Don’t just flip to this section and put the book on the shelf or in a rucksack (though it’s a hefty book to put on your back!). The first 40 or so pages are packed with useful information to read before you strap on your boots. Thorogood does an wonderful job of clearly explaining classification and identification of plants, geography—pointing out great places to see wildflowers (your bucket list is going to grow…), and explaining wild flower habitats, including agricultural and disturbed lands.
No field guide is complete or perfect. Some will complain that Thorogood omits keys. His introductory pages, however, include many notate bene. This is clearly done to establish expectations, to tell readers what the book is and what it isn’t; what it contains, and what it leaves out. It’s another reason that it’s important to read these pages. On the issue of dichotomous keys for identifying plants he notes that for most people they are too much information, difficult for non-botanists to use properly and can lead to confusion.
The author is unapologetic about his extensive section on the Orobanchaceae, where you will find many species seen only in the most local floras. It is a treat, as his PhD had the biology of parasitic plants as its subject and he knows this material as well as anyone. As an aside, the family contains some of the most beautiful flowering plants you’ve never seen.

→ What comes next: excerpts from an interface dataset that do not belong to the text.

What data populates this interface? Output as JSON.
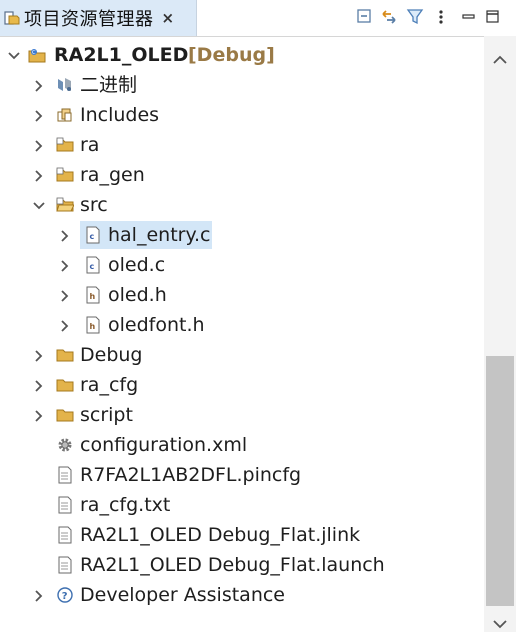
{
  "tab": {
    "title": "项目资源管理器",
    "close": "×",
    "icon": "project-explorer-icon"
  },
  "toolbar": {
    "collapse_all": "collapse-all-icon",
    "link_editor": "link-with-editor-icon",
    "filter": "filter-icon",
    "view_menu": "view-menu-icon",
    "minimize": "minimize-icon",
    "maximize": "maximize-icon"
  },
  "tree": {
    "project": {
      "name": "RA2L1_OLED",
      "config": "[Debug]"
    },
    "items": [
      {
        "label": "二进制"
      },
      {
        "label": "Includes"
      },
      {
        "label": "ra"
      },
      {
        "label": "ra_gen"
      },
      {
        "label": "src"
      },
      {
        "label": "hal_entry.c"
      },
      {
        "label": "oled.c"
      },
      {
        "label": "oled.h"
      },
      {
        "label": "oledfont.h"
      },
      {
        "label": "Debug"
      },
      {
        "label": "ra_cfg"
      },
      {
        "label": "script"
      },
      {
        "label": "configuration.xml"
      },
      {
        "label": "R7FA2L1AB2DFL.pincfg"
      },
      {
        "label": "ra_cfg.txt"
      },
      {
        "label": "RA2L1_OLED Debug_Flat.jlink"
      },
      {
        "label": "RA2L1_OLED Debug_Flat.launch"
      },
      {
        "label": "Developer Assistance"
      }
    ]
  },
  "colors": {
    "config": "#9a7a46",
    "selection": "#d3e6f7",
    "tab_bg": "#dbe9f7",
    "folder": "#d9a93f"
  }
}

Thorogood’s guide is rigorous and easy to use. Not just a field guide, the book will appeal to gardeners—and not just those in Mediterranean climates. It may surprise readers to see both common and uncommon species that tolerate more temperate continental climate like that of the US northeast (e.g. the Helicodiceros about to bloom in my NJ garden hails from Sardinia and Corsica, yet has persisted here for years). I’ll leave it to you to find your favorites.
There are many field guides to the wild flowers of the Mediterranean. Most cover such a wide area with vastly different climates that they cannot hope to match the breadth of Field Guide to the Wild Flowers of the Western Mediterranean. One can only hope that the whisper of a similar work for the eastern region will be brought to fruition.
Botanical gardens everywhere are moving to deal with the challenges of climate change and its effects on the collections they steward. Policies are being developed around the world and one of the first, and most extensive, is that recently published by the Royal Botanic Gardens–Victoria for its 170 year old Melbourne Gardens.
The document lays out the background, issues and problems, and proposes strategies and targets to be achieved. The document is forward-looking and seeks to take the gardens through the next 20 years.
Regardless of where in the world your garden is located, you have been, are being, and will continue to be impacted by climate change and the effects it has on your weather. Changes in the health of some plants are already being documented and the makeup of collections will likely change–not overnight, but certainly not on a geological time-frame.
Planning for the future has long been a task for garden executives. Master plans, strategic plans and others will all benefit from the nesting of a consideration of landscape succession within them. Keep your garden relevant and at the forefront of local, national, and international discussions of the biggest challenge of our day.
This is a must read for botanical garden professionals and environmental planners. RBGV has graciously made the document available to all at:
Thanks to RBGV and Melbourne….